Forex Tips For Beginners – Stacking The Odds In Your Favour!
Thank you for joining this Forex academy educational video.
In this session, we will be looking at how to tilt the odds in your favour by showing you some cool tips to keep you out of trouble and tilt the odds in your favour of making successful trades.
The forex market runs 24-hours a day, 5 days a week, but typically, the busiest times, where you might expect a spike in volatility and larger price movements, is during the first hour of the beginning of a particular regional session. So, for example, at around 7:30-8:30 AM GMT, the European and UK session starts, and the FX market will usually become more active as more cash volume flows into the market. The same applies to the US session and then the Asia session as led by Sydney and followed by Japan.
Often trends will finish in one region and turn in the direction as the new region opens. This is down to differences of opinion, economic data releases, sentiment, and profit-taking as one region retires for the night. Wait until such times as the new trading session is well underway and until you can identify a potential trend.
Become a master of Bollinger bands. This technical analysis tool was invented by John Bollinger in the 1980s.

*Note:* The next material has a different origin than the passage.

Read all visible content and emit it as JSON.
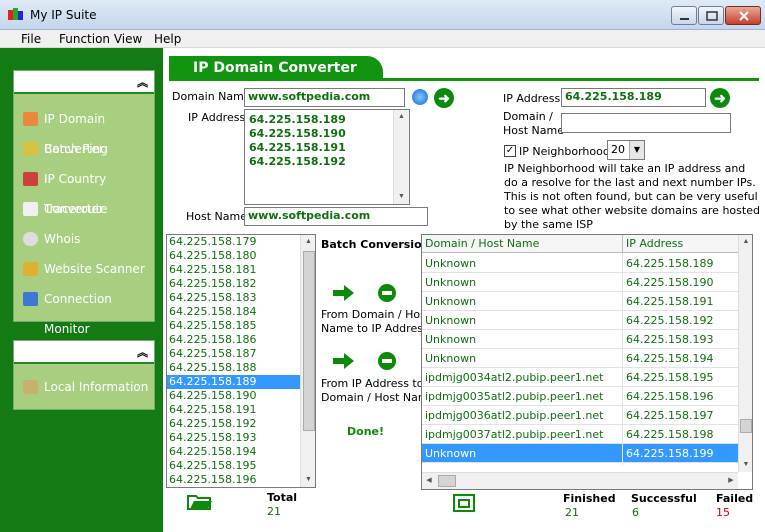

It is a chart tool that calculates two standard deviations on either side of the exchange rate, but it’s used in many different asset classes such as stocks and shares because of its success and the fact that it is highly regarded by the trading community.

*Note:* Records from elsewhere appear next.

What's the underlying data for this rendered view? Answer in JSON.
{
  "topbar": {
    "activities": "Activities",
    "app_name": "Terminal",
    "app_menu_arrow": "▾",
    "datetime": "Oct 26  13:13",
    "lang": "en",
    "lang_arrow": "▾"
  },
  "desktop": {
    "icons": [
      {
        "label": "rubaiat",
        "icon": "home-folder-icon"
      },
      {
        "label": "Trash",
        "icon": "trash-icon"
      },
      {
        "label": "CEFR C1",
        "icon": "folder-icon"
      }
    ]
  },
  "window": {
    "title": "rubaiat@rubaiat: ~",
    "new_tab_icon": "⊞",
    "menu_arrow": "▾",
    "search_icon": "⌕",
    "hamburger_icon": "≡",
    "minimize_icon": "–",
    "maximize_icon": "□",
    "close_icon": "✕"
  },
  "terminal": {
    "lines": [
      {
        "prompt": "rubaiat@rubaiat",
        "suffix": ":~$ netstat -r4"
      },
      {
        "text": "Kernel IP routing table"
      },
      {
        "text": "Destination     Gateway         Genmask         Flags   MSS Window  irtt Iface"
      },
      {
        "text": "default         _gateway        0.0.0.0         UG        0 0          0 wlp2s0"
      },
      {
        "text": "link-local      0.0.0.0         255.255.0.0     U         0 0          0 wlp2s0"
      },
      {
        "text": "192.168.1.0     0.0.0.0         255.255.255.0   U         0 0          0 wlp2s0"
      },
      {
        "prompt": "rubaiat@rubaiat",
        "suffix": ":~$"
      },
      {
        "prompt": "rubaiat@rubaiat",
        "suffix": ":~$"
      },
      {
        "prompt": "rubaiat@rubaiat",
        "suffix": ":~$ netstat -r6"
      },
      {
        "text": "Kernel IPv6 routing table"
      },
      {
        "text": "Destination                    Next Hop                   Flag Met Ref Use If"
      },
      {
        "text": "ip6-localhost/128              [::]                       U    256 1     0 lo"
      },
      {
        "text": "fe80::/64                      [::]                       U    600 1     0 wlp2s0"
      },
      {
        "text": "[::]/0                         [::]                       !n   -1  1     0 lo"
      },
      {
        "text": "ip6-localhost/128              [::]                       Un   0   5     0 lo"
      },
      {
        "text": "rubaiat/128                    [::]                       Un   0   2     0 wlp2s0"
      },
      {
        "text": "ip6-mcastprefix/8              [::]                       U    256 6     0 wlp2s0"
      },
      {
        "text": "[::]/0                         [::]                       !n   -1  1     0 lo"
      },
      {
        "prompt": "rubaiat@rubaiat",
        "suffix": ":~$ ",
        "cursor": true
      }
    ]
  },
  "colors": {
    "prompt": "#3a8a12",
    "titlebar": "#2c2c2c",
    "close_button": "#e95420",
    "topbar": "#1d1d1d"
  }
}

One of the key components that traders look for when trading Bollinger bands is that 95% of trading activity will remain within the bands. And shown here on this one hour chart of the USDJPY pair where we have highlighted a few examples of what has happened when the price has a move outside of the bands, traders push the pair back inside, and this often results in a price action reversal.

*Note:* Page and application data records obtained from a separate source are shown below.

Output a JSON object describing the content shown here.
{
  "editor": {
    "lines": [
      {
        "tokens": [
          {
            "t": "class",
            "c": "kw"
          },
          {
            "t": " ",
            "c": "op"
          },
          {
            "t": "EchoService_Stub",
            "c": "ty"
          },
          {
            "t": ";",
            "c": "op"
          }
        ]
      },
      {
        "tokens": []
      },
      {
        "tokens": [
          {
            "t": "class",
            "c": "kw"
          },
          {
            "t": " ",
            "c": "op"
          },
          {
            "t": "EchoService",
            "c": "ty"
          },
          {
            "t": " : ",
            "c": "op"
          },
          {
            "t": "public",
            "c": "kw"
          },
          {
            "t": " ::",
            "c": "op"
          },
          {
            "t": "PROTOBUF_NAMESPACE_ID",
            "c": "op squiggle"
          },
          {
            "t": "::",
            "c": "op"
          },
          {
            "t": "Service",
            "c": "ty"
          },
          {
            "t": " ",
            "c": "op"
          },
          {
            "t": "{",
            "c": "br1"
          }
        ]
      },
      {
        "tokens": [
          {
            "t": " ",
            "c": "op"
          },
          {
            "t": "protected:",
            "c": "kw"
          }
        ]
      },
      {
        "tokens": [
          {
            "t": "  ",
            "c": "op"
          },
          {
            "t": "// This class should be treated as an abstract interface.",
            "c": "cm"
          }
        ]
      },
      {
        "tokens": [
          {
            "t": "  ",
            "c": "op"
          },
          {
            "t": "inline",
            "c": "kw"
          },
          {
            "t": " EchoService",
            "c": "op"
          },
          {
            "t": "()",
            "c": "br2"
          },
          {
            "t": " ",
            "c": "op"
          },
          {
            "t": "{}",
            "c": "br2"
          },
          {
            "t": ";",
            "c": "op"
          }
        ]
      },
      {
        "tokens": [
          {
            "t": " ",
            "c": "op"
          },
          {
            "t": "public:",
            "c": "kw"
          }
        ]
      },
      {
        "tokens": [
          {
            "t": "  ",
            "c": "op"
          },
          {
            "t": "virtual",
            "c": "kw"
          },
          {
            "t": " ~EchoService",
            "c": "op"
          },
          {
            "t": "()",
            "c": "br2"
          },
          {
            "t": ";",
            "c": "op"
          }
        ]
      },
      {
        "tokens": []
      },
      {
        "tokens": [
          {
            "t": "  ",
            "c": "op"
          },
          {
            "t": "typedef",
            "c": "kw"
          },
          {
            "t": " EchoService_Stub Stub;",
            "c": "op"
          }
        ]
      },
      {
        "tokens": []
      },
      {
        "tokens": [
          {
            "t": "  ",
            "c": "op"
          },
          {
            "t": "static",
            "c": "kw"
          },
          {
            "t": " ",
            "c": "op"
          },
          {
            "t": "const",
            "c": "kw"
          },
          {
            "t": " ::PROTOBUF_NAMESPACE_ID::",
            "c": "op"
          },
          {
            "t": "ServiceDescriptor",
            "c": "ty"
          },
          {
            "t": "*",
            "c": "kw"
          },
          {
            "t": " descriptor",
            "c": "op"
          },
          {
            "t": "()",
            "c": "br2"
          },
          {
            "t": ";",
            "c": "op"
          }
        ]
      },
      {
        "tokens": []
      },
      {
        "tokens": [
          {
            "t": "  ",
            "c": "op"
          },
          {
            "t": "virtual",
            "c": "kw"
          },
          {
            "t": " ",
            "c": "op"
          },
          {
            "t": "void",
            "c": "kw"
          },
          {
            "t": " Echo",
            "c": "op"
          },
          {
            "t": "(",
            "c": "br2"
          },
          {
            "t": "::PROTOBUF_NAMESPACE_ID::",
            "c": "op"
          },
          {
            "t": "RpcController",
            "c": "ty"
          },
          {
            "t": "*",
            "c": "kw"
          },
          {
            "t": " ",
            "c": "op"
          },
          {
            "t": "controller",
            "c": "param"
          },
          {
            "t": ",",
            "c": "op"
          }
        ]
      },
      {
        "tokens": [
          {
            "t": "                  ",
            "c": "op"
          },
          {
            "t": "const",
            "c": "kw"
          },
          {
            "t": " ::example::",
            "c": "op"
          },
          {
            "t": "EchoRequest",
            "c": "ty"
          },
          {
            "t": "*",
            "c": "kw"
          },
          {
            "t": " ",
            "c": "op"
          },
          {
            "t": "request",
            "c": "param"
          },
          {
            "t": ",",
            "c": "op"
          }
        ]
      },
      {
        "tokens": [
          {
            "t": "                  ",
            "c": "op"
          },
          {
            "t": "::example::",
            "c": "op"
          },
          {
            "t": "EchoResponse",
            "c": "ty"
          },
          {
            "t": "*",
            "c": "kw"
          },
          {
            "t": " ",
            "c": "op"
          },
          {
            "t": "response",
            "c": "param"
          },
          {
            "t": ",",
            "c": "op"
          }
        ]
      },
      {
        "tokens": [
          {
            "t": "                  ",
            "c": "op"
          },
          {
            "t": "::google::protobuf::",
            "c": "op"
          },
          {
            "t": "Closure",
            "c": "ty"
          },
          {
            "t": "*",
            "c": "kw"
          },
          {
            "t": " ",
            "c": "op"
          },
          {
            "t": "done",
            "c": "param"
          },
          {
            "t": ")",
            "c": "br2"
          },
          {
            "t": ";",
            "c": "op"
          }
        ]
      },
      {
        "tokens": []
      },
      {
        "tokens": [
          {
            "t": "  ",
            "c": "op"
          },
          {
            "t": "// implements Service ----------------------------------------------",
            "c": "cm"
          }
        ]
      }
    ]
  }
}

Another major tool traders use are trendlines. A trendline is typically manually drawn onto a chart to identify price action direction. Again, using the 1-hour chart of the USDJPY pair, we have drawn in some trendlines.
An area of support and resistance, which forms the basis of a trend, is officially recognised when price action has reverted to either the support or resistance trendline on a minimum of two occasions. Here on the left side of the chart, this is clearly the case.
Three distinct trends become apparent using this technical analysis feature.
In this diagram, we have overlaid the Bollinger bands with our trendlines. Again, this is the same USDJPY pair and 1-hour time frame.
Now we can wait until a trend has been confirmed, where price action has hit either the support or resistance line on two occasions, and then we can also wait for the price action to breach the Bollinger band to increase our odds of the price action being driven back into the bands.
At position A, we have a confirmed downtrend, but where price action does not breach the Bollinger, yet it still moves higher.
At position B, we have a change in trend direction as confirmed here on the chart, but where the resistance line breach and also the breach of the Bollinger band cannot be considered as a confirmation of a reversal until such time as price action has fallen underneath the resistance line, which it clearly does. This is the time to short the pair. And, at the bottom of this move, we have a breach of the Bollinger band and where price action finds support before moving higher, which is the time to cut the short position and buy the pair.
In conclusion, use the trendlines and Bollinger bands together in this fashion to increase your odds of a successful winning trade.